**EXERCISE AIM**: Locate every line in the material below that has the word "Portal". Copy each of those lines.

**INFORMATION PROVIDED**:
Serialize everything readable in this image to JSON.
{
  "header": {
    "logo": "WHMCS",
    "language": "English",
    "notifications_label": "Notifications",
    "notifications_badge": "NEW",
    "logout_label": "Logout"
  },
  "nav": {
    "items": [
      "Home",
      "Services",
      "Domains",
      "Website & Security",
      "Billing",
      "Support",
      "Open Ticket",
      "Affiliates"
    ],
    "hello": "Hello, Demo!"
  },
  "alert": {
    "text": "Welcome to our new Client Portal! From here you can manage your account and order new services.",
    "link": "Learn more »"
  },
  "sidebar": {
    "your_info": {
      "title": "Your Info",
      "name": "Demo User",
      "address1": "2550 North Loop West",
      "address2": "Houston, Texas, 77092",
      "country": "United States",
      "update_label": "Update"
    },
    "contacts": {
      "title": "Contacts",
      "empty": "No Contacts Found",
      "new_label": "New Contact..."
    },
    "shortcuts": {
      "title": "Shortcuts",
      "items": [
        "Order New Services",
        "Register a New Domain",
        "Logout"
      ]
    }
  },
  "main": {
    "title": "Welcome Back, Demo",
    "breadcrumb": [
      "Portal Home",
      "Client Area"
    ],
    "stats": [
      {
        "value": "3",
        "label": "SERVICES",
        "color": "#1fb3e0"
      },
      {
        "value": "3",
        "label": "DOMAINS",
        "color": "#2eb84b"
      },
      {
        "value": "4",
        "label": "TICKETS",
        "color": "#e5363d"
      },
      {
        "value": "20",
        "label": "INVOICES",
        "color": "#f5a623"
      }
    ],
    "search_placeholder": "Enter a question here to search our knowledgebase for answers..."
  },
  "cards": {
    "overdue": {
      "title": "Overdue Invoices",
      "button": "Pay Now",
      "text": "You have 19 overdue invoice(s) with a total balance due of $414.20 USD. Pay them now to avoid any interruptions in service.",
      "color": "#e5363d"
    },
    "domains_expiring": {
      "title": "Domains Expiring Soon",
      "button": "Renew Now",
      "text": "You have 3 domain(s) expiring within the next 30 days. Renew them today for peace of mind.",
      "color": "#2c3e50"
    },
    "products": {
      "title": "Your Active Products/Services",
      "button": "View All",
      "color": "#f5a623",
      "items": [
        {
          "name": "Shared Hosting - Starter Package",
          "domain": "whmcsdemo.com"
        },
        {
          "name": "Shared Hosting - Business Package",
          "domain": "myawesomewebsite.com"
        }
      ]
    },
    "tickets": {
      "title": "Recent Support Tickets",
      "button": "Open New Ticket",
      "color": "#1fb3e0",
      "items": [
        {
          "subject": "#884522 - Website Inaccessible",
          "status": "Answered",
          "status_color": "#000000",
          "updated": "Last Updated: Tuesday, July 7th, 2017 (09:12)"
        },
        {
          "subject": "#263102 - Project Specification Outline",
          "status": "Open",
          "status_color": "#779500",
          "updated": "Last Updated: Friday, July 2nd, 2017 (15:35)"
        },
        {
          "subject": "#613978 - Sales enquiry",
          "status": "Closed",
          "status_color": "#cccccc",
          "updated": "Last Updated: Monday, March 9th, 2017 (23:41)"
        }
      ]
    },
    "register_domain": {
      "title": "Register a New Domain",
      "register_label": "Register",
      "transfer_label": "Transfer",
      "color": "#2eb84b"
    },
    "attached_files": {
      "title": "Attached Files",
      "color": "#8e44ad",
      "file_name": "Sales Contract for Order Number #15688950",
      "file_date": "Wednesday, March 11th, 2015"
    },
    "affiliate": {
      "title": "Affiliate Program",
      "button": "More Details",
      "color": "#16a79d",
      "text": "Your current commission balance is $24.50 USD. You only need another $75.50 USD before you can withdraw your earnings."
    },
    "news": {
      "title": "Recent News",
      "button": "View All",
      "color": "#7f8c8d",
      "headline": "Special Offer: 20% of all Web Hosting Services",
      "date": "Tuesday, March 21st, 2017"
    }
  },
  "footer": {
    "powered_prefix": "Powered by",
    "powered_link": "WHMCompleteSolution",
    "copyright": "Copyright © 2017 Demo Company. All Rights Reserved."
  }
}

**RESPONSE AREA**:
    "text": "Welcome to our new Client Portal! From here you can manage your account and order new services.",
      "Portal Home",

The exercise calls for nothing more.